David looked around but was not surprised that he knew no one else. There was no first class in this shuttle - a forecast of their future in a classless society. They were offered food and drink from a small selection that showed up on a panel next to the hull-seat in each row. David adjusted the air flow over his wife and gently ripped open the packet of peanuts he had selected.
She was busy watching the video screen in front of her and he leaned over to see what had her attention. His fingers drew out a couple more peanuts and he laughed at her, touching his head to hers.
"What?" she said. "Yes, I'm watching the video of our new home for the umpteenth time. I can't help it. I'm excited!"
David removed the final two peanuts and placed the empty bag in the vacuum trash service. Once he slid the door shut, the bag was whisked away - no longer a bother. "Yes," he said, returning his attention to his wife. "You know, we should try to rest. It's a long ride, and we have much to do on the other end. Do you know that this cylinder is over 30 miles long? That's a lot of exploring!"
"32 miles long," Donna corrected. "There will be parks and streams, ponds, and anything we can want. It's a true utopia! I simply can't wait!" She squeezed his arm.
"Still," he said, "we should try to get some shut-eye."
With no sense of motion, the monotony overcame them.

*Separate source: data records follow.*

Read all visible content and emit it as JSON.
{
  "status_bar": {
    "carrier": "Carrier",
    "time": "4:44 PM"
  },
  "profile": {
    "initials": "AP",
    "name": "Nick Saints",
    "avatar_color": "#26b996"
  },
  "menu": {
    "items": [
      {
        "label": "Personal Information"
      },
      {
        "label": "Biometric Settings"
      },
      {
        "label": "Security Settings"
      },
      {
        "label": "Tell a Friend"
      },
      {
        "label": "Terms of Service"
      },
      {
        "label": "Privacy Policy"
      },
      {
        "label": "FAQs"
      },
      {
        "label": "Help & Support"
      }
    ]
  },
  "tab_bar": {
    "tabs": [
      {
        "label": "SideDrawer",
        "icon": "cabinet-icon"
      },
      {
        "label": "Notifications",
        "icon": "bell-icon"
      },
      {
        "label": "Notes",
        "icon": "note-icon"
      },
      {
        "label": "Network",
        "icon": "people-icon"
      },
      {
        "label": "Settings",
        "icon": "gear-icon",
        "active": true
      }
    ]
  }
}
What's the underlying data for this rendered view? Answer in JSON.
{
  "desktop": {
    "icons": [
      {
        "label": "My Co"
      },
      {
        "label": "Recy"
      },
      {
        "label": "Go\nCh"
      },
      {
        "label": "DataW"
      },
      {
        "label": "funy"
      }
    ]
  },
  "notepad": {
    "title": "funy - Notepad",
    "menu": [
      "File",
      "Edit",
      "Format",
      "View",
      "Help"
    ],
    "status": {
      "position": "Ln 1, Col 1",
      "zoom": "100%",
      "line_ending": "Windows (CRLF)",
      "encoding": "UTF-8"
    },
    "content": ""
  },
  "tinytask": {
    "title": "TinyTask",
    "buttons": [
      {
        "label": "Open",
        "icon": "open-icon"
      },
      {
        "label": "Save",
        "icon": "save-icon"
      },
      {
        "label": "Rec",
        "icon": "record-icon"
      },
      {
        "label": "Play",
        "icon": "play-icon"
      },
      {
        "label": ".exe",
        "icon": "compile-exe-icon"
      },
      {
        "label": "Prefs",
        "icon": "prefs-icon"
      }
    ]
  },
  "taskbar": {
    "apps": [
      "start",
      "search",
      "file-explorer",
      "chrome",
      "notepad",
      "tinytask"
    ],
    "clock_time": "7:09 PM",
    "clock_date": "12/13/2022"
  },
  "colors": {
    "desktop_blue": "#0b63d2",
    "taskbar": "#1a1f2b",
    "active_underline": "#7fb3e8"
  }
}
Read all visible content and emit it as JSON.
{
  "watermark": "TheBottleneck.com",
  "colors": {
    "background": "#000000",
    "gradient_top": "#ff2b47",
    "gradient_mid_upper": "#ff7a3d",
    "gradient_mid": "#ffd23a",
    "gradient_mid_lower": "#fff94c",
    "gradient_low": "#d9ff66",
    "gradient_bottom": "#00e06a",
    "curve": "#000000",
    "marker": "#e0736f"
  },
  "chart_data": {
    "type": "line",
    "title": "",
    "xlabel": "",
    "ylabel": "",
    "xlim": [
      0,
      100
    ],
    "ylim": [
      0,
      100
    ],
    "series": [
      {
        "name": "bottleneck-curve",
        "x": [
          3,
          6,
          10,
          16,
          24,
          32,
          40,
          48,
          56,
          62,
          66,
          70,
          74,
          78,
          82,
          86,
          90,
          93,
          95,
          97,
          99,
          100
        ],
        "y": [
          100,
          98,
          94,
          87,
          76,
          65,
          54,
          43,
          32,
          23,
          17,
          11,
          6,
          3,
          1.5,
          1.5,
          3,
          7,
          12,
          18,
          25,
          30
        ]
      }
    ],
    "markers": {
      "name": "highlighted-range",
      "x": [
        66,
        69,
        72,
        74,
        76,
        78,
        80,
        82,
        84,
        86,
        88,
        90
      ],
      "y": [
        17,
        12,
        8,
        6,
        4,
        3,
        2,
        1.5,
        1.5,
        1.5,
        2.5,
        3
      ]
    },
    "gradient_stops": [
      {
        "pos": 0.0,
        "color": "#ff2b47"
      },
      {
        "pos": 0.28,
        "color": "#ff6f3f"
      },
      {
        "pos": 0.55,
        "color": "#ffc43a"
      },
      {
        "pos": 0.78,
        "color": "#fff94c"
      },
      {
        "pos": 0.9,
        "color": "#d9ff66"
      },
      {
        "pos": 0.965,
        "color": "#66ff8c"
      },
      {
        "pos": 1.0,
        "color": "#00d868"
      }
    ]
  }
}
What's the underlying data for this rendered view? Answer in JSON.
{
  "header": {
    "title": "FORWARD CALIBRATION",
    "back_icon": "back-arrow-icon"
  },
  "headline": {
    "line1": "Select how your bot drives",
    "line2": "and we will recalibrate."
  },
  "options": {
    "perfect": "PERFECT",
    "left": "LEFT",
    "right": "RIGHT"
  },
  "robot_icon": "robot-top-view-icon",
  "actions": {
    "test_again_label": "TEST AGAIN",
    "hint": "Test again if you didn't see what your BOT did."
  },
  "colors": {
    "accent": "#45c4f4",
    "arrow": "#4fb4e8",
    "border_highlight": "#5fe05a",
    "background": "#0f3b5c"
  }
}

A lunch was served, and, once finished, they reclined and relaxed. David adjusted the air flow one last time. A quick look around the cabin - almost everyone had the same idea. The lights lowered and he eventually slid into a deep sleep.
The Flight Engineer looked at his panel. "They're all asleep," he announced.
The Captain made a quick communication over his radios, then looked over at the engineer. What's the setting?
"We're down to 90%," the engineer replied. "Oxygen reduction is automated now." He pressed a button confirming the turn over to the automated system.
"How long will this take?" asked the Captain.
"It'll take roughly 3 hours."
"What if somebody wakes up?"
"They can't. The algorithm is pushing them into unconsciousness now - unless of course, we have some old-timers who've been recently climbing Mt. Everest." He chuckled.
"Okay then," concluded the Captain. "On course and set for rendezvous in 6 hours. We'll need to unload quickly and head back for the next group tomorrow morning."
At five hours and fifty-five minutes, the remaining atmosphere was evacuated from the cabin. Interlocks open slowly, the passenger container dropped and separately docked with the cylinder. Passengers were sealed in plastic bags and moved to a final storage container slightly over 100 square feet. An automated system using locking robotic arms attached the containment unit and moved it along some 29 miles of wall and finally manipulated it to its final spot where it was secured and labeled. The system reported the unit secured and logged its location - near the center of the axis.
John got a text message an instant later.
"John, we've changed our minds and are heading to New Earth! I'm sure we'll be together again soon. Be well, my friend, and enjoy those last two years!"